Persons affected by glaucoma are over three times more likely to have been involved in falls and motor vehicle accidents than persons of the same age without the condition, say researchers from Dalhousie University in Canada. Their findings are published in the March 2007 issue of Investigative Ophthalmology & Visual Science.
The study involved 48 patients 50 years of age or older with glaucoma and 47 age-matched persons without the eye disease. Glaucoma patients were almost three times as likely to have experienced one or more falls in the previous year and over six times as likely to have been involved in one or more motor vehicle accidents in the previous five years. They were also more likely to have been at-fault for motor vehicle accidents in which they were involved. The strongest risk factor for these motor vehicle accidents was impaired useful field of view.
This research shows higher levels of falls and motor vehicle accidents than found in previous studies. These results have a potential useful application in patient education, licensing of drivers, and intervention programs.
"Based on these results, the research group has started a larger prospective study to better understand why patients with glaucoma may be more likely to have falls and motor vehicle accidents," said researcher Sharon A. Haymes, PhD, of the Department of Ophthalmology and Visual Sciences at Dalhousie University. "We need to find ways to help them minimize their risk."
Glaucoma is a group of diseases of the optic nerve involving loss of retinal ganglion cells in a characteristic pattern of optic neuropathy. If left untreated, glaucoma can lead to permanent damage of the optic nerve and resultant visual field loss, which can progress to blindness. It is the second leading cause of blindness worldwide and affects 1 in 200 people aged 50 and younger and 1 in 10 over the age of 80.
There are currently no known ways to prevent glaucoma. However, studies show that early detection and treatment of the disease, before it causes major vision loss, is the best way to control the disease. The National Eye Institute recommends that persons who are at high risk for the disease (African-Americans over 40; persons over 60; and people with a family history of glaucoma) have their eyes examined and pupils dilated every two years by an eye care professional.
Elinore Tibbetts | EurekAlert!
New antibody analysis accelerates rational vaccine design
09.08.2018 | Scripps Research Institute
Distrust of power influences choice of medical procedures
01.08.2018 | Johannes Gutenberg-Universität Mainz

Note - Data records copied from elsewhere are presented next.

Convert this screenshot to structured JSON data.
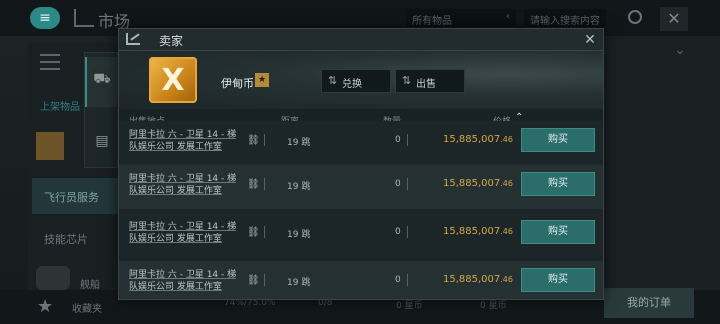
{
  "background": {
    "market_title": "市场",
    "filter_label": "所有物品",
    "search_placeholder": "请输入搜索内容",
    "top_items_label": "上架物品",
    "pilot_services_label": "飞行员服务",
    "skill_chips_label": "技能芯片",
    "ship_label": "舰船",
    "favorites_label": "收藏夹",
    "my_orders_label": "我的订单",
    "bottom_stat_1": "74%/75.0%",
    "bottom_stat_2": "0/8",
    "bottom_stat_3": "0 星币",
    "bottom_stat_4": "0 星币"
  },
  "modal": {
    "title": "卖家",
    "item_name": "伊甸币",
    "item_glyph": "X",
    "buttons": {
      "exchange": "兑换",
      "sell": "出售"
    },
    "columns": {
      "location": "出售地点",
      "distance": "距离",
      "quantity": "数量",
      "price": "价格"
    },
    "rows": [
      {
        "location": "阿里卡拉 六 - 卫星 14 - 梯队娱乐公司 发展工作室",
        "distance": "19 跳",
        "quantity": "0",
        "price_main": "15,885,007",
        "price_frac": ".46",
        "buy": "购买"
      },
      {
        "location": "阿里卡拉 六 - 卫星 14 - 梯队娱乐公司 发展工作室",
        "distance": "19 跳",
        "quantity": "0",
        "price_main": "15,885,007",
        "price_frac": ".46",
        "buy": "购买"
      },
      {
        "location": "阿里卡拉 六 - 卫星 14 - 梯队娱乐公司 发展工作室",
        "distance": "19 跳",
        "quantity": "0",
        "price_main": "15,885,007",
        "price_frac": ".46",
        "buy": "购买"
      },
      {
        "location": "阿里卡拉 六 - 卫星 14 - 梯队娱乐公司 发展工作室",
        "distance": "19 跳",
        "quantity": "0",
        "price_main": "15,885,007",
        "price_frac": ".46",
        "buy": "购买"
      }
    ]
  },
  "colors": {
    "accent": "#2b6d6a",
    "price": "#d4a54a",
    "item_gold": "#e9a636"
  }
}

Scientists develop first tool to use machine learning methods to compute flow around interactively designable 3D objects. Tool will be presented at this year’s prestigious SIGGRAPH conference.
When engineers or designers want to test the aerodynamic properties of the newly designed shape of a car, airplane, or other object, they would normally model...

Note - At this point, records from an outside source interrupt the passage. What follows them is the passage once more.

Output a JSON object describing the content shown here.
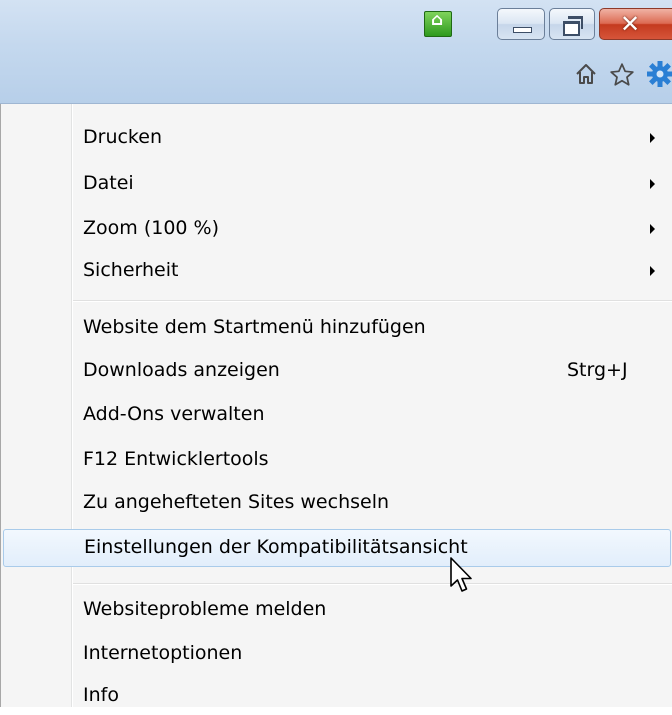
{
  "window": {
    "minimize_icon": "minimize-icon",
    "restore_icon": "restore-icon",
    "close_icon": "close-icon",
    "addon_icon": "green-addon-icon"
  },
  "toolbar": {
    "icons": [
      "home-icon",
      "star-icon",
      "gear-icon"
    ]
  },
  "menu": {
    "group1": [
      {
        "label": "Drucken",
        "submenu": true
      },
      {
        "label": "Datei",
        "submenu": true
      },
      {
        "label": "Zoom (100 %)",
        "submenu": true
      },
      {
        "label": "Sicherheit",
        "submenu": true
      }
    ],
    "group2": [
      {
        "label": "Website dem Startmenü hinzufügen"
      },
      {
        "label": "Downloads anzeigen",
        "shortcut": "Strg+J"
      },
      {
        "label": "Add-Ons verwalten"
      },
      {
        "label": "F12 Entwicklertools"
      },
      {
        "label": "Zu angehefteten Sites wechseln"
      },
      {
        "label": "Einstellungen der Kompatibilitätsansicht",
        "highlighted": true
      }
    ],
    "group3": [
      {
        "label": "Websiteprobleme melden"
      },
      {
        "label": "Internetoptionen"
      },
      {
        "label": "Info"
      }
    ]
  },
  "colors": {
    "titlebar": "#c4d8ee",
    "gear": "#2a7fd4",
    "highlight_border": "#a9cbea"
  }
}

Researchers from TU Graz and their industry partners have unveiled a world first: the prototype of a robot-controlled, high-speed combined charging system (CCS) for electric vehicles that enables series charging of cars in various parking positions.

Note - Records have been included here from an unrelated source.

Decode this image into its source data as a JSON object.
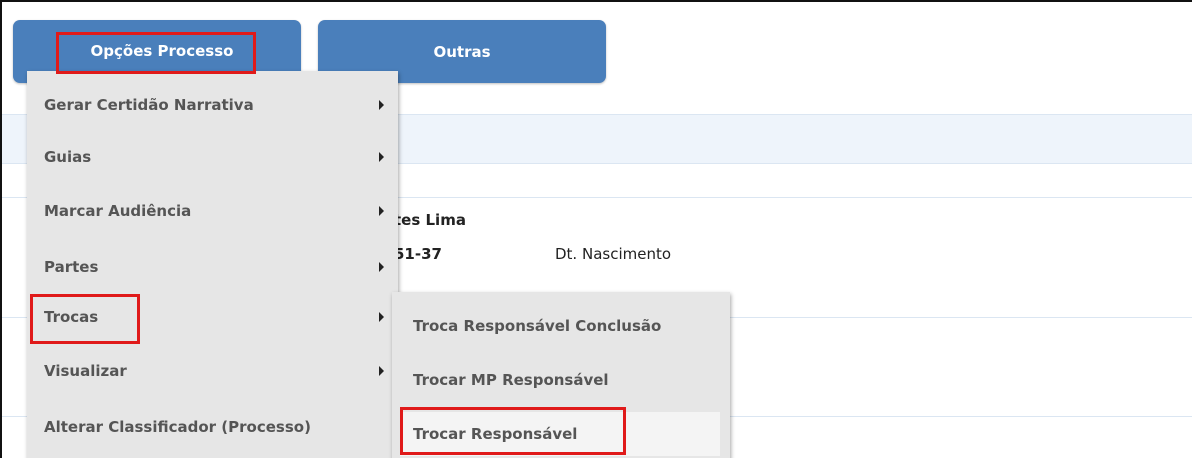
{
  "tabs": [
    {
      "label": "Opções Processo"
    },
    {
      "label": "Outras"
    }
  ],
  "background": {
    "name_fragment": "tes Lima",
    "id_fragment": "51-37",
    "dt_label": "Dt. Nascimento"
  },
  "menu": {
    "items": [
      {
        "label": "Gerar Certidão Narrativa",
        "has_submenu": true
      },
      {
        "label": "Guias",
        "has_submenu": true
      },
      {
        "label": "Marcar Audiência",
        "has_submenu": true
      },
      {
        "label": "Partes",
        "has_submenu": true
      },
      {
        "label": "Trocas",
        "has_submenu": true
      },
      {
        "label": "Visualizar",
        "has_submenu": true
      },
      {
        "label": "Alterar Classificador (Processo)",
        "has_submenu": false
      }
    ]
  },
  "submenu": {
    "items": [
      {
        "label": "Troca Responsável Conclusão"
      },
      {
        "label": "Trocar MP Responsável"
      },
      {
        "label": "Trocar Responsável"
      }
    ]
  },
  "colors": {
    "tab_bg": "#4a7fbb",
    "menu_bg": "#e6e6e6",
    "highlight": "#e01a1a"
  }
}
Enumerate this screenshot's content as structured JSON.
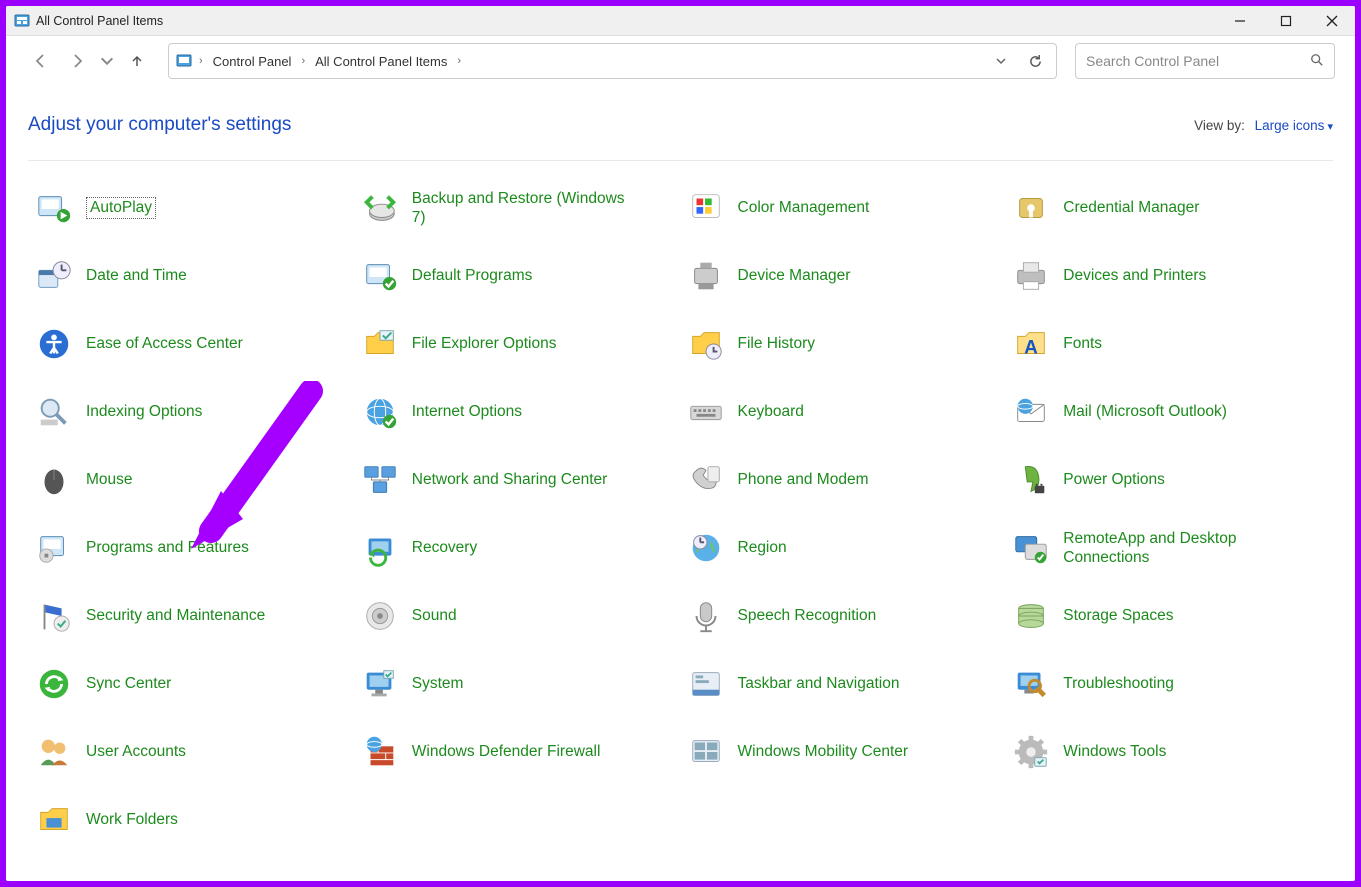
{
  "window": {
    "title": "All Control Panel Items"
  },
  "breadcrumb": {
    "seg1": "Control Panel",
    "seg2": "All Control Panel Items"
  },
  "search": {
    "placeholder": "Search Control Panel"
  },
  "heading": "Adjust your computer's settings",
  "viewby": {
    "label": "View by:",
    "value": "Large icons"
  },
  "items": [
    {
      "label": "AutoPlay",
      "selected": true
    },
    {
      "label": "Backup and Restore (Windows 7)"
    },
    {
      "label": "Color Management"
    },
    {
      "label": "Credential Manager"
    },
    {
      "label": "Date and Time"
    },
    {
      "label": "Default Programs"
    },
    {
      "label": "Device Manager"
    },
    {
      "label": "Devices and Printers"
    },
    {
      "label": "Ease of Access Center"
    },
    {
      "label": "File Explorer Options"
    },
    {
      "label": "File History"
    },
    {
      "label": "Fonts"
    },
    {
      "label": "Indexing Options"
    },
    {
      "label": "Internet Options"
    },
    {
      "label": "Keyboard"
    },
    {
      "label": "Mail (Microsoft Outlook)"
    },
    {
      "label": "Mouse"
    },
    {
      "label": "Network and Sharing Center"
    },
    {
      "label": "Phone and Modem"
    },
    {
      "label": "Power Options"
    },
    {
      "label": "Programs and Features"
    },
    {
      "label": "Recovery"
    },
    {
      "label": "Region"
    },
    {
      "label": "RemoteApp and Desktop Connections"
    },
    {
      "label": "Security and Maintenance"
    },
    {
      "label": "Sound"
    },
    {
      "label": "Speech Recognition"
    },
    {
      "label": "Storage Spaces"
    },
    {
      "label": "Sync Center"
    },
    {
      "label": "System"
    },
    {
      "label": "Taskbar and Navigation"
    },
    {
      "label": "Troubleshooting"
    },
    {
      "label": "User Accounts"
    },
    {
      "label": "Windows Defender Firewall"
    },
    {
      "label": "Windows Mobility Center"
    },
    {
      "label": "Windows Tools"
    },
    {
      "label": "Work Folders"
    }
  ],
  "icons": [
    "autoplay",
    "backup",
    "color",
    "credential",
    "datetime",
    "defaultprog",
    "devicemgr",
    "devprint",
    "ease",
    "fileexp",
    "filehist",
    "fonts",
    "indexing",
    "internet",
    "keyboard",
    "mail",
    "mouse",
    "network",
    "phone",
    "power",
    "programs",
    "recovery",
    "region",
    "remoteapp",
    "security",
    "sound",
    "speech",
    "storage",
    "sync",
    "system",
    "taskbar",
    "trouble",
    "users",
    "firewall",
    "mobility",
    "wintools",
    "workfolders"
  ]
}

Global demand for electric vehicles is forecast to rise sharply: by 2025, the number of new vehicle registrations is expected to reach 25 million per year....
Proteins must be folded correctly to fulfill their molecular functions in cells. Molecular assistants called chaperones help proteins exploit their inbuilt folding potential and reach the correct three-dimensional structure. Researchers at the Max Planck Institute of Biochemistry (MPIB) have demonstrated that actin, the most abundant protein in higher developed cells, does not have the inbuilt potential to fold and instead requires special assistance to fold into its active state. The chaperone TRiC uses a previously undescribed mechanism to perform actin folding. The study was recently published in the journal Cell.
Actin is the most abundant protein in highly developed cells and has diverse functions in processes like cell stabilization, cell division and muscle...
Scientists have discovered that the electrical resistance of a copper-oxide compound depends on the magnetic field in a very unusual way -- a finding that could help direct the search for materials that can perfectly conduct electricity at room temperatur
What happens when really powerful magnets--capable of producing magnetic fields nearly two million times stronger than Earth's--are applied to materials that...
The quality of materials often depends on the manufacturing process. In casting and welding, for example, the rate at which melts solidify and the resulting microstructure of the alloy is important. With metallic foams as well, it depends on exactly how the foaming process takes place. To understand these processes fully requires fast sensing capability. The fastest 3D tomographic images to date have now been achieved at the BESSY II X-ray source operated by the Helmholtz-Zentrum Berlin.
Dr. Francisco Garcia-Moreno and his team have designed a turntable that rotates ultra-stably about its axis at a constant rotational speed. This really depends...
08.08.2018 | Event News
27.07.2018 | Event News
25.07.2018 | Event News
14.08.2018 | Information Technology
14.08.2018 | Life Sciences
14.08.2018 | Life Sciences